"""

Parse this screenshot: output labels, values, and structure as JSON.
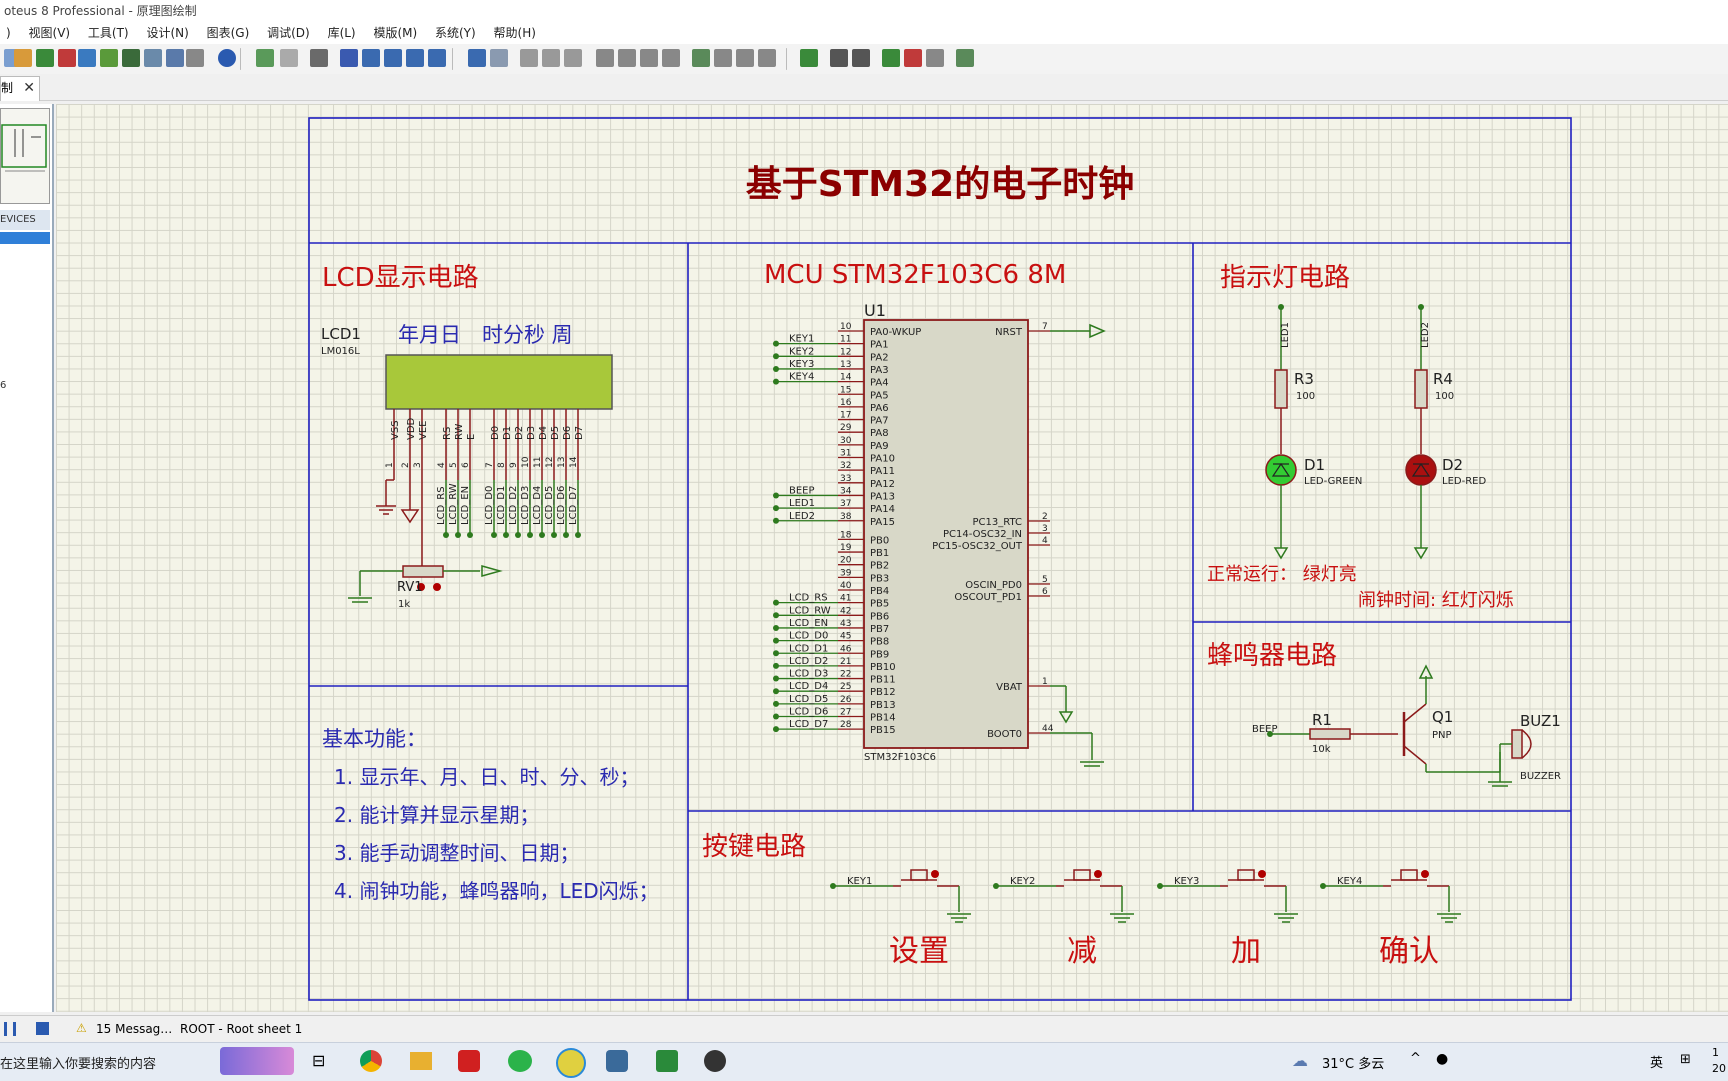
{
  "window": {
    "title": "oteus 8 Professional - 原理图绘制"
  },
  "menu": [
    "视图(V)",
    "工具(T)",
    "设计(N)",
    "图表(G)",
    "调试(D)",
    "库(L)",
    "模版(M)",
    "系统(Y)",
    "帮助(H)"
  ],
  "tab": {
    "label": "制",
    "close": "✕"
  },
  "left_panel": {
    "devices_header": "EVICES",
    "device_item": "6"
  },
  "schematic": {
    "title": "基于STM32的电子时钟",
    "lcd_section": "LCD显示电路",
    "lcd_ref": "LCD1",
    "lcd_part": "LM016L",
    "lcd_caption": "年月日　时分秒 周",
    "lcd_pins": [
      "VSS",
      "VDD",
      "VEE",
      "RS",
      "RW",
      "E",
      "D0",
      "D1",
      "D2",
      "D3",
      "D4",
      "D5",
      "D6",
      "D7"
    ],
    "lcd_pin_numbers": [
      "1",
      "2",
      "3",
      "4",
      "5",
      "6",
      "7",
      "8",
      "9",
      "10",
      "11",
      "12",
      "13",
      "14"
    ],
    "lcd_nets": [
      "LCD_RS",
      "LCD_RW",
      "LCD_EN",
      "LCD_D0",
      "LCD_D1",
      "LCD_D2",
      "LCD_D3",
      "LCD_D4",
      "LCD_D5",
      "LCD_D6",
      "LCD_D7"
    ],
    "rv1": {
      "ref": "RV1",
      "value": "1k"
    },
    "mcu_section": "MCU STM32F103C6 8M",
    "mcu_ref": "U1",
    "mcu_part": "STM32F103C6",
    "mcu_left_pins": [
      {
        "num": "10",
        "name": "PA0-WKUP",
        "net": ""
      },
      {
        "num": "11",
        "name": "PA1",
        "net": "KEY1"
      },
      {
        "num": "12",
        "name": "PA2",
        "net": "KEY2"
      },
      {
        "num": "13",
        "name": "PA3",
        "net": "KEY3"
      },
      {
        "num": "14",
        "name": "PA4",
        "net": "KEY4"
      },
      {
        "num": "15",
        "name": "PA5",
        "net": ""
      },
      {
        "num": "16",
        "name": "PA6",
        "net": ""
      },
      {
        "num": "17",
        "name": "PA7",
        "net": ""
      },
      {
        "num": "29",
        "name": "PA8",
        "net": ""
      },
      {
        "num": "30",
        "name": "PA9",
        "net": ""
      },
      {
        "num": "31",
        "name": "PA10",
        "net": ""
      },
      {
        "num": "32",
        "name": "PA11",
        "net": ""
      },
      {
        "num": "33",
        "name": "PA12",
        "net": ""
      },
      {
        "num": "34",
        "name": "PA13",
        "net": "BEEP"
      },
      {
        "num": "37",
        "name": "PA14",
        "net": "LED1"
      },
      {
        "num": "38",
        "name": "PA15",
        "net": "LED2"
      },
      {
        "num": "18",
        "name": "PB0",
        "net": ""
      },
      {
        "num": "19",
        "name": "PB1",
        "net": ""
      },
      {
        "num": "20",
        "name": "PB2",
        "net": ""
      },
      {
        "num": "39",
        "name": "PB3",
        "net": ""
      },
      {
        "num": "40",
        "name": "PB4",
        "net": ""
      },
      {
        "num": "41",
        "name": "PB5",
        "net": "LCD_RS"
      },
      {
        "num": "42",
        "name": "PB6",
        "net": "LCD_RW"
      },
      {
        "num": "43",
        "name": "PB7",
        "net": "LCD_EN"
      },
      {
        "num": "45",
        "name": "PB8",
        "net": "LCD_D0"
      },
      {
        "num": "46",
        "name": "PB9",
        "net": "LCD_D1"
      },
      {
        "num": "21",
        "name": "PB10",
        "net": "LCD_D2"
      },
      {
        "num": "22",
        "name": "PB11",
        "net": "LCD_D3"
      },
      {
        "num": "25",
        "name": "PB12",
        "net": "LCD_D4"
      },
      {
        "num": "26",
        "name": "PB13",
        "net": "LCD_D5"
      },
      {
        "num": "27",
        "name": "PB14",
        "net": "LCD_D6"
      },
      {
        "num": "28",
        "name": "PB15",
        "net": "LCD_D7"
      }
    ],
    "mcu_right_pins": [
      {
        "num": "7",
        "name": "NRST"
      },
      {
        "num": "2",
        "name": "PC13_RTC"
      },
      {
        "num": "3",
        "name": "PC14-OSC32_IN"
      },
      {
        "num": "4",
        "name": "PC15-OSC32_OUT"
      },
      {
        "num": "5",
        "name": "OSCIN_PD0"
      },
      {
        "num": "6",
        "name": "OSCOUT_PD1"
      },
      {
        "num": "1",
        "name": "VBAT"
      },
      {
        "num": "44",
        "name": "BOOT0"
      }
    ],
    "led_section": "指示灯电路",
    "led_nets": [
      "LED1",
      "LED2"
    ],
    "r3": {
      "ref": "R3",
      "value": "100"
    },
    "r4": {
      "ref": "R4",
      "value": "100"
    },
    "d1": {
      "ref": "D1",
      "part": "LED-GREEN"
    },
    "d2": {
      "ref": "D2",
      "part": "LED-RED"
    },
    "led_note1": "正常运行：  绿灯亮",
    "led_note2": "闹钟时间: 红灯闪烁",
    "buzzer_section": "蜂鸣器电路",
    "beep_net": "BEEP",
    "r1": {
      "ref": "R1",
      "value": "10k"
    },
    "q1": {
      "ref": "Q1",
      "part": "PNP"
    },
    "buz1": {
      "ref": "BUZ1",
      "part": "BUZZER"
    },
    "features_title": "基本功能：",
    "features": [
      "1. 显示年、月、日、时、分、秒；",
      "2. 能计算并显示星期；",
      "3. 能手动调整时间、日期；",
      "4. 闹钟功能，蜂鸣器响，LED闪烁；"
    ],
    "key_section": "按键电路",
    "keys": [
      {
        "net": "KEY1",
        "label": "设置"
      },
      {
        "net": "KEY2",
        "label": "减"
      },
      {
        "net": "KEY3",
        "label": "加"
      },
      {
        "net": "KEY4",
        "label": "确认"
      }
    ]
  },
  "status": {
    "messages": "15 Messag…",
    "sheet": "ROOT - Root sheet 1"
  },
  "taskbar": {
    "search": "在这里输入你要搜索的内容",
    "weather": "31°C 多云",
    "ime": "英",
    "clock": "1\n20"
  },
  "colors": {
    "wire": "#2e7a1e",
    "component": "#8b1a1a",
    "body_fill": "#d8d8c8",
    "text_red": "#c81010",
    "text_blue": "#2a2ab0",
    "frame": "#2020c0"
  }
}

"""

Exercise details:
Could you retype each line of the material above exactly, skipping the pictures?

Reply to the task:
Parse this screenshot: output labels, values, and structure as JSON.
{
  "window": {
    "title": "oteus 8 Professional - 原理图绘制"
  },
  "menu": [
    "视图(V)",
    "工具(T)",
    "设计(N)",
    "图表(G)",
    "调试(D)",
    "库(L)",
    "模版(M)",
    "系统(Y)",
    "帮助(H)"
  ],
  "tab": {
    "label": "制",
    "close": "✕"
  },
  "left_panel": {
    "devices_header": "EVICES",
    "device_item": "6"
  },
  "schematic": {
    "title": "基于STM32的电子时钟",
    "lcd_section": "LCD显示电路",
    "lcd_ref": "LCD1",
    "lcd_part": "LM016L",
    "lcd_caption": "年月日　时分秒 周",
    "lcd_pins": [
      "VSS",
      "VDD",
      "VEE",
      "RS",
      "RW",
      "E",
      "D0",
      "D1",
      "D2",
      "D3",
      "D4",
      "D5",
      "D6",
      "D7"
    ],
    "lcd_pin_numbers": [
      "1",
      "2",
      "3",
      "4",
      "5",
      "6",
      "7",
      "8",
      "9",
      "10",
      "11",
      "12",
      "13",
      "14"
    ],
    "lcd_nets": [
      "LCD_RS",
      "LCD_RW",
      "LCD_EN",
      "LCD_D0",
      "LCD_D1",
      "LCD_D2",
      "LCD_D3",
      "LCD_D4",
      "LCD_D5",
      "LCD_D6",
      "LCD_D7"
    ],
    "rv1": {
      "ref": "RV1",
      "value": "1k"
    },
    "mcu_section": "MCU STM32F103C6 8M",
    "mcu_ref": "U1",
    "mcu_part": "STM32F103C6",
    "mcu_left_pins": [
      {
        "num": "10",
        "name": "PA0-WKUP",
        "net": ""
      },
      {
        "num": "11",
        "name": "PA1",
        "net": "KEY1"
      },
      {
        "num": "12",
        "name": "PA2",
        "net": "KEY2"
      },
      {
        "num": "13",
        "name": "PA3",
        "net": "KEY3"
      },
      {
        "num": "14",
        "name": "PA4",
        "net": "KEY4"
      },
      {
        "num": "15",
        "name": "PA5",
        "net": ""
      },
      {
        "num": "16",
        "name": "PA6",
        "net": ""
      },
      {
        "num": "17",
        "name": "PA7",
        "net": ""
      },
      {
        "num": "29",
        "name": "PA8",
        "net": ""
      },
      {
        "num": "30",
        "name": "PA9",
        "net": ""
      },
      {
        "num": "31",
        "name": "PA10",
        "net": ""
      },
      {
        "num": "32",
        "name": "PA11",
        "net": ""
      },
      {
        "num": "33",
        "name": "PA12",
        "net": ""
      },
      {
        "num": "34",
        "name": "PA13",
        "net": "BEEP"
      },
      {
        "num": "37",
        "name": "PA14",
        "net": "LED1"
      },
      {
        "num": "38",
        "name": "PA15",
        "net": "LED2"
      },
      {
        "num": "18",
        "name": "PB0",
        "net": ""
      },
      {
        "num": "19",
        "name": "PB1",
        "net": ""
      },
      {
        "num": "20",
        "name": "PB2",
        "net": ""
      },
      {
        "num": "39",
        "name": "PB3",
        "net": ""
      },
      {
        "num": "40",
        "name": "PB4",
        "net": ""
      },
      {
        "num": "41",
        "name": "PB5",
        "net": "LCD_RS"
      },
      {
        "num": "42",
        "name": "PB6",
        "net": "LCD_RW"
      },
      {
        "num": "43",
        "name": "PB7",
        "net": "LCD_EN"
      },
      {
        "num": "45",
        "name": "PB8",
        "net": "LCD_D0"
      },
      {
        "num": "46",
        "name": "PB9",
        "net": "LCD_D1"
      },
      {
        "num": "21",
        "name": "PB10",
        "net": "LCD_D2"
      },
      {
        "num": "22",
        "name": "PB11",
        "net": "LCD_D3"
      },
      {
        "num": "25",
        "name": "PB12",
        "net": "LCD_D4"
      },
      {
        "num": "26",
        "name": "PB13",
        "net": "LCD_D5"
      },
      {
        "num": "27",
        "name": "PB14",
        "net": "LCD_D6"
      },
      {
        "num": "28",
        "name": "PB15",
        "net": "LCD_D7"
      }
    ],
    "mcu_right_pins": [
      {
        "num": "7",
        "name": "NRST"
      },
      {
        "num": "2",
        "name": "PC13_RTC"
      },
      {
        "num": "3",
        "name": "PC14-OSC32_IN"
      },
      {
        "num": "4",
        "name": "PC15-OSC32_OUT"
      },
      {
        "num": "5",
        "name": "OSCIN_PD0"
      },
      {
        "num": "6",
        "name": "OSCOUT_PD1"
      },
      {
        "num": "1",
        "name": "VBAT"
      },
      {
        "num": "44",
        "name": "BOOT0"
      }
    ],
    "led_section": "指示灯电路",
    "led_nets": [
      "LED1",
      "LED2"
    ],
    "r3": {
      "ref": "R3",
      "value": "100"
    },
    "r4": {
      "ref": "R4",
      "value": "100"
    },
    "d1": {
      "ref": "D1",
      "part": "LED-GREEN"
    },
    "d2": {
      "ref": "D2",
      "part": "LED-RED"
    },
    "led_note1": "正常运行：  绿灯亮",
    "led_note2": "闹钟时间: 红灯闪烁",
    "buzzer_section": "蜂鸣器电路",
    "beep_net": "BEEP",
    "r1": {
      "ref": "R1",
      "value": "10k"
    },
    "q1": {
      "ref": "Q1",
      "part": "PNP"
    },
    "buz1": {
      "ref": "BUZ1",
      "part": "BUZZER"
    },
    "features_title": "基本功能：",
    "features": [
      "1. 显示年、月、日、时、分、秒；",
      "2. 能计算并显示星期；",
      "3. 能手动调整时间、日期；",
      "4. 闹钟功能，蜂鸣器响，LED闪烁；"
    ],
    "key_section": "按键电路",
    "keys": [
      {
        "net": "KEY1",
        "label": "设置"
      },
      {
        "net": "KEY2",
        "label": "减"
      },
      {
        "net": "KEY3",
        "label": "加"
      },
      {
        "net": "KEY4",
        "label": "确认"
      }
    ]
  },
  "status": {
    "messages": "15 Messag…",
    "sheet": "ROOT - Root sheet 1"
  },
  "taskbar": {
    "search": "在这里输入你要搜索的内容",
    "weather": "31°C 多云",
    "ime": "英",
    "clock": "1\n20"
  },
  "colors": {
    "wire": "#2e7a1e",
    "component": "#8b1a1a",
    "body_fill": "#d8d8c8",
    "text_red": "#c81010",
    "text_blue": "#2a2ab0",
    "frame": "#2020c0"
  }
}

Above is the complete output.